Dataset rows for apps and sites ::
::::

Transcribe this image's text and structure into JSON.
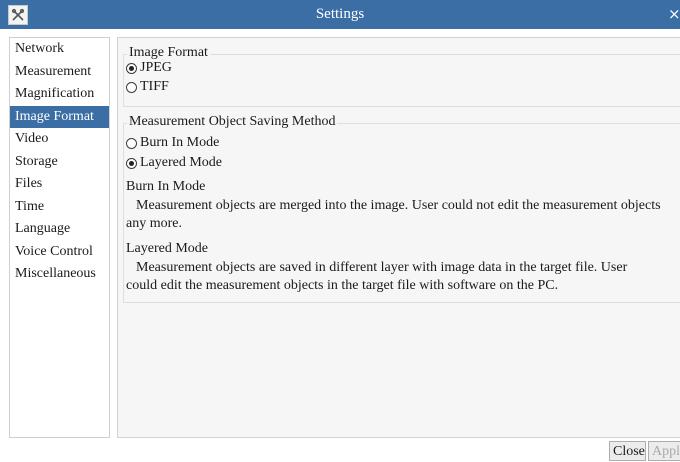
{
  "window": {
    "title": "Settings",
    "app_icon": "tools-icon",
    "close_glyph": "×"
  },
  "sidebar": {
    "items": [
      {
        "label": "Network",
        "active": false
      },
      {
        "label": "Measurement",
        "active": false
      },
      {
        "label": "Magnification",
        "active": false
      },
      {
        "label": "Image Format",
        "active": true
      },
      {
        "label": "Video",
        "active": false
      },
      {
        "label": "Storage",
        "active": false
      },
      {
        "label": "Files",
        "active": false
      },
      {
        "label": "Time",
        "active": false
      },
      {
        "label": "Language",
        "active": false
      },
      {
        "label": "Voice Control",
        "active": false
      },
      {
        "label": "Miscellaneous",
        "active": false
      }
    ]
  },
  "image_format": {
    "title": "Image Format",
    "options": [
      {
        "label": "JPEG",
        "selected": true
      },
      {
        "label": "TIFF",
        "selected": false
      }
    ]
  },
  "saving_method": {
    "title": "Measurement Object Saving Method",
    "options": [
      {
        "label": "Burn In Mode",
        "selected": false
      },
      {
        "label": "Layered Mode",
        "selected": true
      }
    ]
  },
  "descriptions": {
    "burn_in_title": "Burn In Mode",
    "burn_in_text": "Measurement objects are merged into the image. User could not edit the measurement objects any more.",
    "layered_title": "Layered Mode",
    "layered_text": "Measurement objects are saved in different layer with image data in the target file. User could edit the measurement objects in the target file with software on the PC."
  },
  "footer": {
    "close_label": "Close",
    "apply_label": "Apply"
  },
  "colors": {
    "titlebar": "#3a6ea5",
    "selection": "#3a6ea5",
    "panel": "#f6f6f6"
  }
}
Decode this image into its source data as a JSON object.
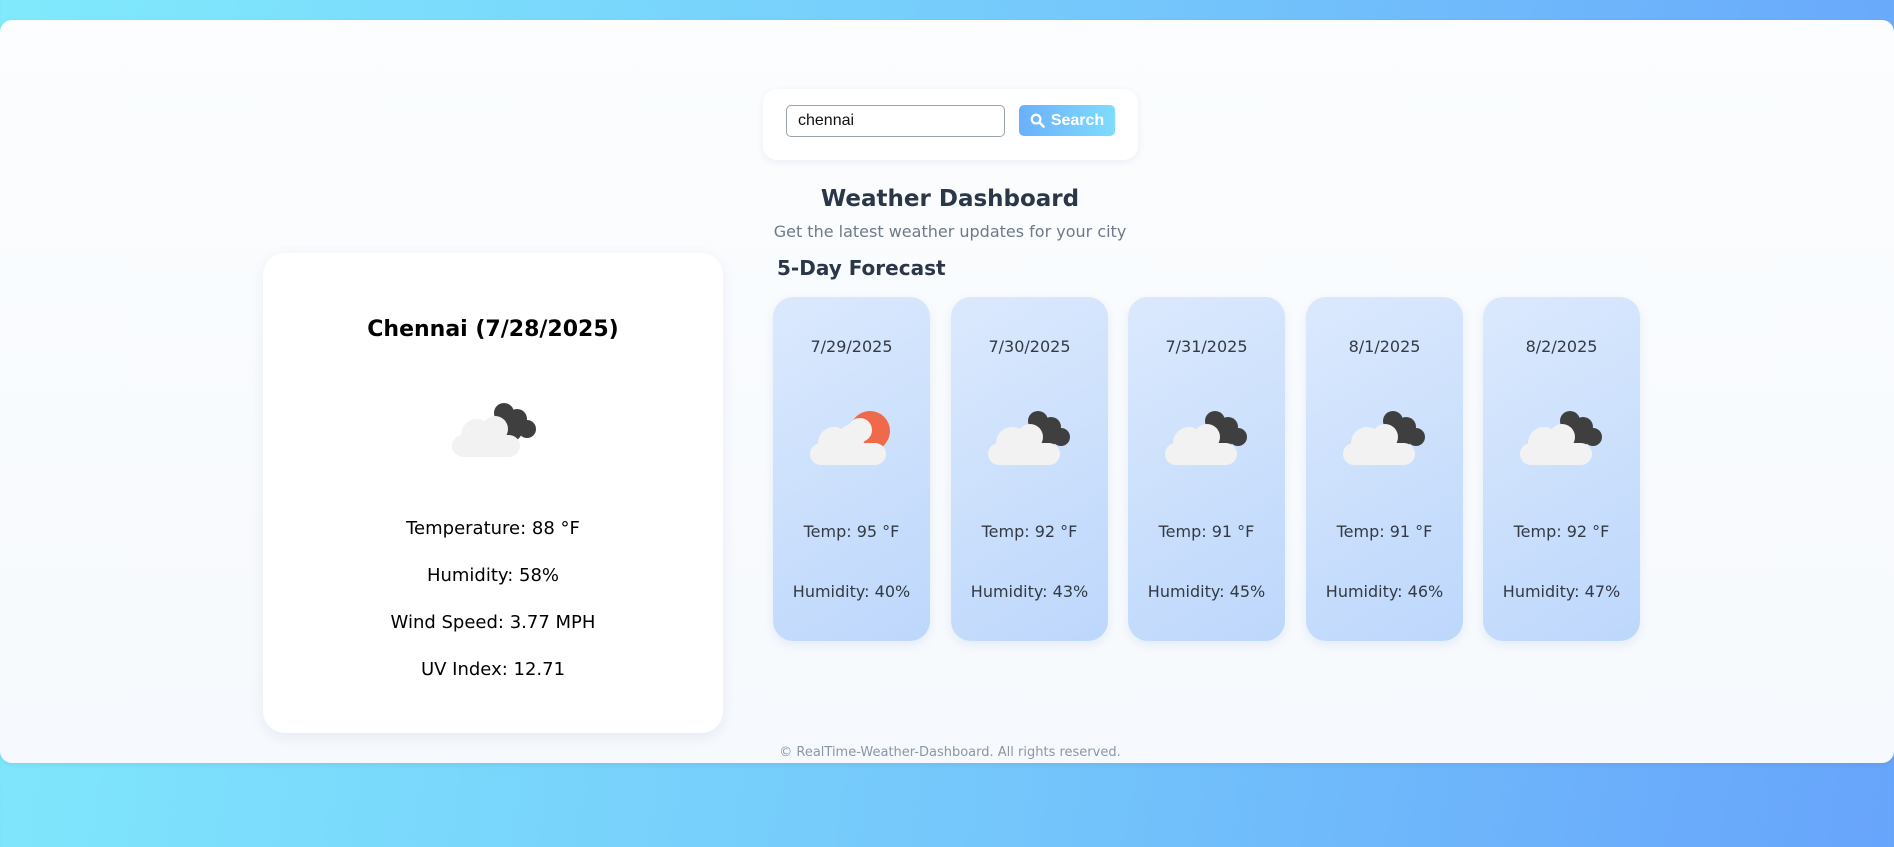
{
  "search": {
    "value": "chennai",
    "button_label": "Search"
  },
  "header": {
    "title": "Weather Dashboard",
    "subtitle": "Get the latest weather updates for your city"
  },
  "current": {
    "city_date": "Chennai (7/28/2025)",
    "icon": "cloudy-night-icon",
    "temperature": "Temperature: 88 °F",
    "humidity": "Humidity: 58%",
    "wind": "Wind Speed: 3.77 MPH",
    "uv": "UV Index: 12.71"
  },
  "forecast": {
    "heading": "5-Day Forecast",
    "days": [
      {
        "date": "7/29/2025",
        "icon": "partly-cloudy-sun-icon",
        "temp": "Temp: 95 °F",
        "humidity": "Humidity: 40%"
      },
      {
        "date": "7/30/2025",
        "icon": "cloudy-night-icon",
        "temp": "Temp: 92 °F",
        "humidity": "Humidity: 43%"
      },
      {
        "date": "7/31/2025",
        "icon": "cloudy-night-icon",
        "temp": "Temp: 91 °F",
        "humidity": "Humidity: 45%"
      },
      {
        "date": "8/1/2025",
        "icon": "cloudy-night-icon",
        "temp": "Temp: 91 °F",
        "humidity": "Humidity: 46%"
      },
      {
        "date": "8/2/2025",
        "icon": "cloudy-night-icon",
        "temp": "Temp: 92 °F",
        "humidity": "Humidity: 47%"
      }
    ]
  },
  "footer": {
    "text": "© RealTime-Weather-Dashboard. All rights reserved."
  },
  "colors": {
    "sun": "#ee6a4a",
    "dark_cloud": "#3f3f3f",
    "light_cloud": "#f2f2f2",
    "accent": "#6ab0fb"
  }
}
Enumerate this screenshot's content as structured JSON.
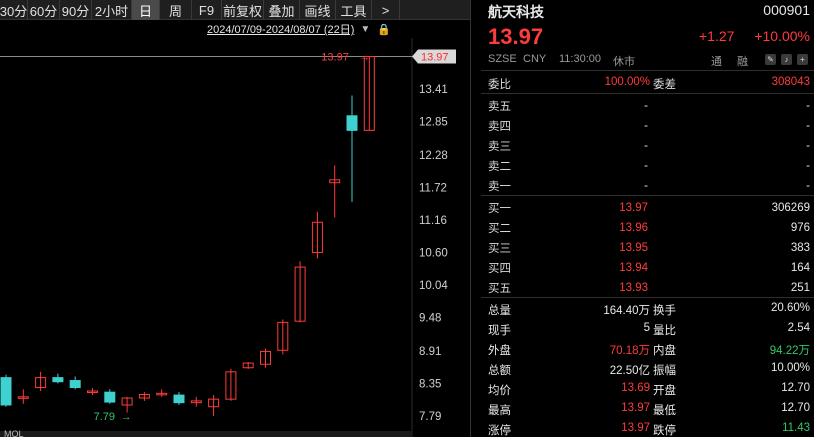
{
  "toolbar": {
    "tabs": [
      "30分",
      "60分",
      "90分",
      "2小时",
      "日",
      "周",
      "F9",
      "前复权",
      "叠加",
      "画线",
      "工具",
      ">"
    ],
    "active": "日"
  },
  "chart_header": {
    "date_range": "2024/07/09-2024/08/07 (22日)",
    "caret": "▼",
    "lock": "🔒"
  },
  "chart_data": {
    "type": "candlestick",
    "y_ticks": [
      "13.41",
      "12.85",
      "12.28",
      "11.72",
      "11.16",
      "10.60",
      "10.04",
      "9.48",
      "8.91",
      "8.35",
      "7.79"
    ],
    "y_range": [
      7.55,
      14.15
    ],
    "last_price": "13.97",
    "high_label": "13.97",
    "low_label": "7.79",
    "bottom_label": "MOL",
    "candles": [
      {
        "o": 8.45,
        "h": 8.5,
        "l": 7.95,
        "c": 7.98
      },
      {
        "o": 8.1,
        "h": 8.25,
        "l": 8.0,
        "c": 8.12
      },
      {
        "o": 8.28,
        "h": 8.55,
        "l": 8.22,
        "c": 8.45
      },
      {
        "o": 8.45,
        "h": 8.52,
        "l": 8.35,
        "c": 8.38
      },
      {
        "o": 8.4,
        "h": 8.47,
        "l": 8.25,
        "c": 8.28
      },
      {
        "o": 8.2,
        "h": 8.27,
        "l": 8.15,
        "c": 8.22
      },
      {
        "o": 8.2,
        "h": 8.25,
        "l": 8.0,
        "c": 8.03
      },
      {
        "o": 7.98,
        "h": 8.12,
        "l": 7.85,
        "c": 8.1
      },
      {
        "o": 8.1,
        "h": 8.2,
        "l": 8.05,
        "c": 8.16
      },
      {
        "o": 8.16,
        "h": 8.25,
        "l": 8.12,
        "c": 8.18
      },
      {
        "o": 8.15,
        "h": 8.2,
        "l": 7.98,
        "c": 8.02
      },
      {
        "o": 8.02,
        "h": 8.12,
        "l": 7.95,
        "c": 8.05
      },
      {
        "o": 7.95,
        "h": 8.15,
        "l": 7.79,
        "c": 8.08
      },
      {
        "o": 8.08,
        "h": 8.6,
        "l": 8.05,
        "c": 8.55
      },
      {
        "o": 8.62,
        "h": 8.72,
        "l": 8.6,
        "c": 8.7
      },
      {
        "o": 8.68,
        "h": 8.95,
        "l": 8.62,
        "c": 8.9
      },
      {
        "o": 8.92,
        "h": 9.45,
        "l": 8.85,
        "c": 9.4
      },
      {
        "o": 9.42,
        "h": 10.45,
        "l": 9.4,
        "c": 10.35
      },
      {
        "o": 10.6,
        "h": 11.3,
        "l": 10.5,
        "c": 11.12
      },
      {
        "o": 11.8,
        "h": 12.1,
        "l": 11.2,
        "c": 11.85
      },
      {
        "o": 12.95,
        "h": 13.3,
        "l": 11.47,
        "c": 12.7
      },
      {
        "o": 12.7,
        "h": 13.97,
        "l": 12.7,
        "c": 13.97
      }
    ]
  },
  "quote": {
    "name": "航天科技",
    "code": "000901",
    "price": "13.97",
    "change": "+1.27",
    "change_pct": "+10.00%",
    "exchange": "SZSE",
    "currency": "CNY",
    "time": "11:30:00",
    "status": "休市",
    "btn_tong": "通",
    "btn_rong": "融",
    "weibi_label": "委比",
    "weibi": "100.00%",
    "weicha_label": "委差",
    "weicha": "308043",
    "asks": [
      {
        "label": "卖五",
        "price": "-",
        "vol": "-"
      },
      {
        "label": "卖四",
        "price": "-",
        "vol": "-"
      },
      {
        "label": "卖三",
        "price": "-",
        "vol": "-"
      },
      {
        "label": "卖二",
        "price": "-",
        "vol": "-"
      },
      {
        "label": "卖一",
        "price": "-",
        "vol": "-"
      }
    ],
    "bids": [
      {
        "label": "买一",
        "price": "13.97",
        "vol": "306269"
      },
      {
        "label": "买二",
        "price": "13.96",
        "vol": "976"
      },
      {
        "label": "买三",
        "price": "13.95",
        "vol": "383"
      },
      {
        "label": "买四",
        "price": "13.94",
        "vol": "164"
      },
      {
        "label": "买五",
        "price": "13.93",
        "vol": "251"
      }
    ],
    "stats": [
      {
        "l1": "总量",
        "v1": "164.40万",
        "c1": "white",
        "l2": "换手",
        "v2": "20.60%",
        "c2": "white"
      },
      {
        "l1": "现手",
        "v1": "5",
        "c1": "white",
        "l2": "量比",
        "v2": "2.54",
        "c2": "white"
      },
      {
        "l1": "外盘",
        "v1": "70.18万",
        "c1": "red",
        "l2": "内盘",
        "v2": "94.22万",
        "c2": "green"
      },
      {
        "l1": "总额",
        "v1": "22.50亿",
        "c1": "white",
        "l2": "振幅",
        "v2": "10.00%",
        "c2": "white"
      },
      {
        "l1": "均价",
        "v1": "13.69",
        "c1": "red",
        "l2": "开盘",
        "v2": "12.70",
        "c2": "white"
      },
      {
        "l1": "最高",
        "v1": "13.97",
        "c1": "red",
        "l2": "最低",
        "v2": "12.70",
        "c2": "white"
      },
      {
        "l1": "涨停",
        "v1": "13.97",
        "c1": "red",
        "l2": "跌停",
        "v2": "11.43",
        "c2": "green"
      }
    ]
  }
}
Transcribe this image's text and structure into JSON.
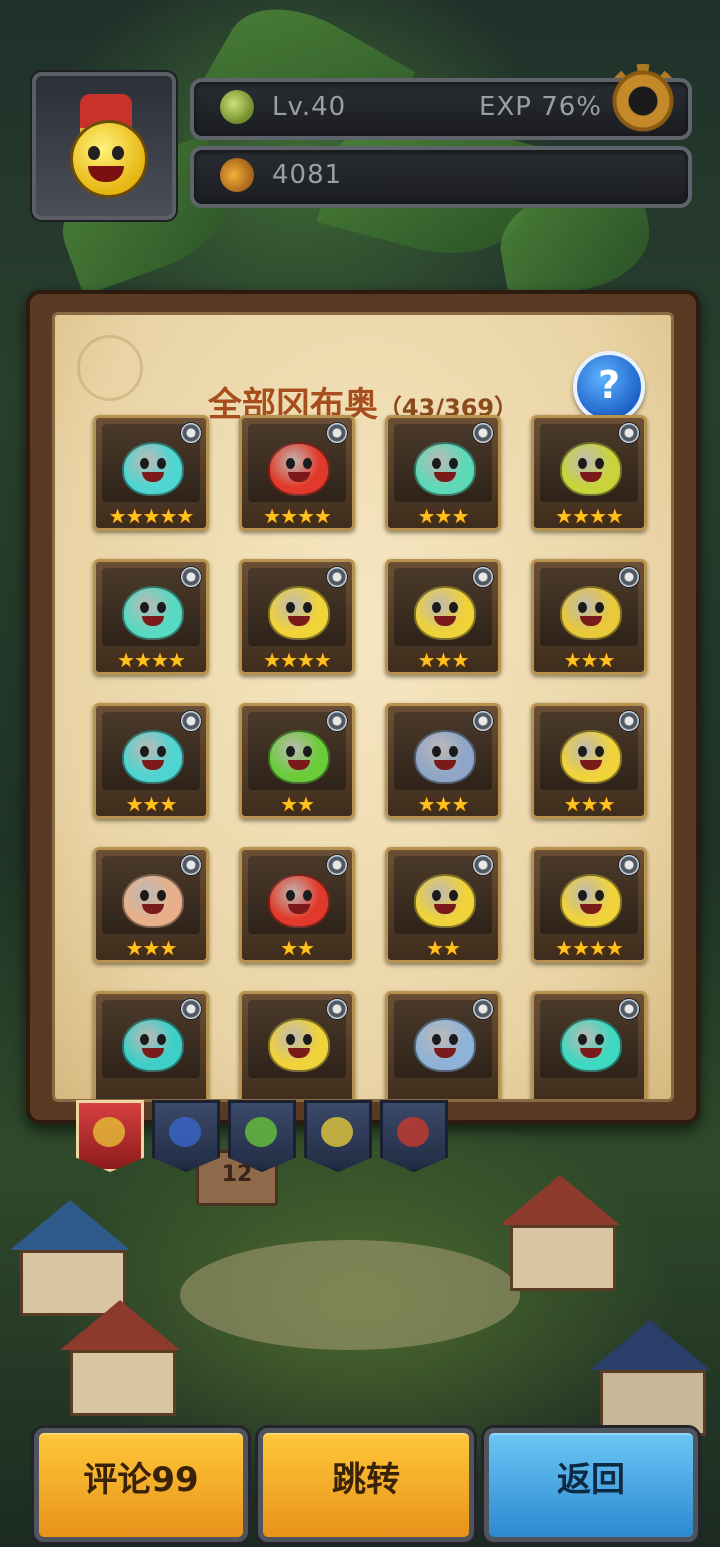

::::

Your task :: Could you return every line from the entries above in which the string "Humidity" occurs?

Answer to this task ::
    "humidity": "Humidity: 58%",
        "humidity": "Humidity: 40%"
        "humidity": "Humidity: 43%"
        "humidity": "Humidity: 45%"
        "humidity": "Humidity: 46%"
        "humidity": "Humidity: 47%"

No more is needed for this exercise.